Search the data for the string "Самоков" and copy each line in which it appears.

Page and application data records -

=== Section Start ===

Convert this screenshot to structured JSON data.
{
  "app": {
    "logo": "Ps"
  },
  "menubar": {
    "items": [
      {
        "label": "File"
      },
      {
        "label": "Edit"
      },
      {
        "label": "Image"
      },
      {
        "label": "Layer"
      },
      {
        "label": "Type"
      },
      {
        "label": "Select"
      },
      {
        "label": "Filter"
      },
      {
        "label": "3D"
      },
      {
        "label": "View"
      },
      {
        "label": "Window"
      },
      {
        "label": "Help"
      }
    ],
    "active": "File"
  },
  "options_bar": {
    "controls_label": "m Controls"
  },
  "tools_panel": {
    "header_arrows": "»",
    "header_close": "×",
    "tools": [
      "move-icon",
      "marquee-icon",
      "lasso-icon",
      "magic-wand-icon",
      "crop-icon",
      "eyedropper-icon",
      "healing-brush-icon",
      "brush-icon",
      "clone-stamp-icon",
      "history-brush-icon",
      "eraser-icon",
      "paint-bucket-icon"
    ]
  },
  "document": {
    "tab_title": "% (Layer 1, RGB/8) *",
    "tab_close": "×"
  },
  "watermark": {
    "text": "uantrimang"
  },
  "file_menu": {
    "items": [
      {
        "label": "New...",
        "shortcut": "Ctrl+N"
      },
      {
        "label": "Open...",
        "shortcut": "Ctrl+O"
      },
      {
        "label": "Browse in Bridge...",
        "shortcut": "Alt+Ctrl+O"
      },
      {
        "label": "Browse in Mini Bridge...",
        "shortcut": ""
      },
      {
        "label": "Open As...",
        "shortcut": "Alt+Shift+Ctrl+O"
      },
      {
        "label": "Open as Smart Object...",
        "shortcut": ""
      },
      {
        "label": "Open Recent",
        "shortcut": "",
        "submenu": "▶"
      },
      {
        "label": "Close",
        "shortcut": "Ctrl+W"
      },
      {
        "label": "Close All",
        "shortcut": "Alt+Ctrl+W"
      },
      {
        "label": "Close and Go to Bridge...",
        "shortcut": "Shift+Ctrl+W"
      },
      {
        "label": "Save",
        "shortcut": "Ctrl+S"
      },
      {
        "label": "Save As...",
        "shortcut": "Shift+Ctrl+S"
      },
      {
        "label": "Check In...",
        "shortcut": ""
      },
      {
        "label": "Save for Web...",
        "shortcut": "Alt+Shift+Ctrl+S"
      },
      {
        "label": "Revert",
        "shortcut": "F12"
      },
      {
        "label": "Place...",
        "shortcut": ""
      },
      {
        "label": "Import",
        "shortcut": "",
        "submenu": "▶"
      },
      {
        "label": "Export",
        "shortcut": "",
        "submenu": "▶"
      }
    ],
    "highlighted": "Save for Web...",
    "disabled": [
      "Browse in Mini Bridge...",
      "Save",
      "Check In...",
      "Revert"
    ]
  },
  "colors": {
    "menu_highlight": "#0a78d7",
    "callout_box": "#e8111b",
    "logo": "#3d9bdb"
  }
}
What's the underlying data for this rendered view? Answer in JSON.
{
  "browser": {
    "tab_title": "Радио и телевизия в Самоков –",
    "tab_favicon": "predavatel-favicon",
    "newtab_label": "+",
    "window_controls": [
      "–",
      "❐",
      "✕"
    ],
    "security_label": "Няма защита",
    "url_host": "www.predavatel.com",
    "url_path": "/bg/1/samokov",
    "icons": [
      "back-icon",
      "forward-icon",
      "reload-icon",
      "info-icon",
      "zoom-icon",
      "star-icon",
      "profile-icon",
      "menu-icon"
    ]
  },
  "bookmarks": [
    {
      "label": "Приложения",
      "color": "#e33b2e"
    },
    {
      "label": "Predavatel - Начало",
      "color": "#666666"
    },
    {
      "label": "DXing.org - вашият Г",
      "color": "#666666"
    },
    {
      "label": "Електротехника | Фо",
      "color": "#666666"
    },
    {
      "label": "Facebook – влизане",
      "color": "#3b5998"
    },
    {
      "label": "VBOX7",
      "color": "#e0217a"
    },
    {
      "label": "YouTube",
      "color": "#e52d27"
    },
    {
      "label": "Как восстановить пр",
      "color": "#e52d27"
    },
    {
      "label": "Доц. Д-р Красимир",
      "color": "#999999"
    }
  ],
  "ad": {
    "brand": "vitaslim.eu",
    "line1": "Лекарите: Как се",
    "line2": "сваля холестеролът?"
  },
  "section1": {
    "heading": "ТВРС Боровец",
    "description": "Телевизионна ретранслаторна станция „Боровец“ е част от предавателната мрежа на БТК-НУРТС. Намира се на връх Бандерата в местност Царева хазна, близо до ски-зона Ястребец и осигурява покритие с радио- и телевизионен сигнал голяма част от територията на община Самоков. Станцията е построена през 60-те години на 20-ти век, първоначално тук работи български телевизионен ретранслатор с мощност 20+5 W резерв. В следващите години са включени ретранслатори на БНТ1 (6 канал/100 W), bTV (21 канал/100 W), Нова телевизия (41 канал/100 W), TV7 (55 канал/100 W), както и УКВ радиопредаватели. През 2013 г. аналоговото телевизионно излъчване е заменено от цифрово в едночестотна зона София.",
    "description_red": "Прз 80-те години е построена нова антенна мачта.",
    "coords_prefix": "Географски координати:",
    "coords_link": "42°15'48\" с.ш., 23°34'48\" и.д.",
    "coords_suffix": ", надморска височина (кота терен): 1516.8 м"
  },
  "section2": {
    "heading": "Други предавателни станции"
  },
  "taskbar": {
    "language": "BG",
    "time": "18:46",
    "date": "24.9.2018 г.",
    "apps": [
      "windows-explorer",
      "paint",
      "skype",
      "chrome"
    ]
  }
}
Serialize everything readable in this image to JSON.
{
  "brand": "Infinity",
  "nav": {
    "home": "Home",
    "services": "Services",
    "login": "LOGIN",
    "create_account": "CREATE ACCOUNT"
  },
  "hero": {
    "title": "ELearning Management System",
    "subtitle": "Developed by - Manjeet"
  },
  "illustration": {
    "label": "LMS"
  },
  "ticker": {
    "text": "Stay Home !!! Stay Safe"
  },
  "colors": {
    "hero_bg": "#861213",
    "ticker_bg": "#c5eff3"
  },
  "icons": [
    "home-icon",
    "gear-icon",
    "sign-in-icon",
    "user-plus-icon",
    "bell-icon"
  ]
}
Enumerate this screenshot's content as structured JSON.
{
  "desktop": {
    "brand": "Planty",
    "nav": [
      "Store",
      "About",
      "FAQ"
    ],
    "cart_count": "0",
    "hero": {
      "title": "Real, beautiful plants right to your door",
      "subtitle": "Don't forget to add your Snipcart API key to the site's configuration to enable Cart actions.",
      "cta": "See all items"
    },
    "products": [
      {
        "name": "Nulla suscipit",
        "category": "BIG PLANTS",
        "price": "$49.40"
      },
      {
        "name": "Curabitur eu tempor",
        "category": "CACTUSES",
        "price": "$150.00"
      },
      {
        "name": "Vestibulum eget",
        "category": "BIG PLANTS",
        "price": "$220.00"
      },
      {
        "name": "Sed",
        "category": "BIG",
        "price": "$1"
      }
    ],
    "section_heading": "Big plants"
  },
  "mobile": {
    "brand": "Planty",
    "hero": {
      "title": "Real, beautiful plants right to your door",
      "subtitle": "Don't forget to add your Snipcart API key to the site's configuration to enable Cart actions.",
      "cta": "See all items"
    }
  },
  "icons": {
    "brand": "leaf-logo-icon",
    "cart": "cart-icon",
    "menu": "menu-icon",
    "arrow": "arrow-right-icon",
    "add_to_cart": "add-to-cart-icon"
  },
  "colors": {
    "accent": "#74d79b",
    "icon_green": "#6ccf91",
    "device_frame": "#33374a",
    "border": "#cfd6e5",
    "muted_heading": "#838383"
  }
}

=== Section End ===

Exercise result -
    "tab_title": "Радио и телевизия в Самоков –",
    "description": "Телевизионна ретранслаторна станция „Боровец“ е част от предавателната мрежа на БТК-НУРТС. Намира се на връх Бандерата в местност Царева хазна, близо до ски-зона Ястребец и осигурява покритие с радио- и телевизионен сигнал голяма част от територията на община Самоков. Станцията е построена през 60-те години на 20-ти век, първоначално тук работи български телевизионен ретранслатор с мощност 20+5 W резерв. В следващите години са включени ретранслатори на БНТ1 (6 канал/100 W), bTV (21 канал/100 W), Нова телевизия (41 канал/100 W), TV7 (55 канал/100 W), както и УКВ радиопредаватели. През 2013 г. аналоговото телевизионно излъчване е заменено от цифрово в едночестотна зона София.",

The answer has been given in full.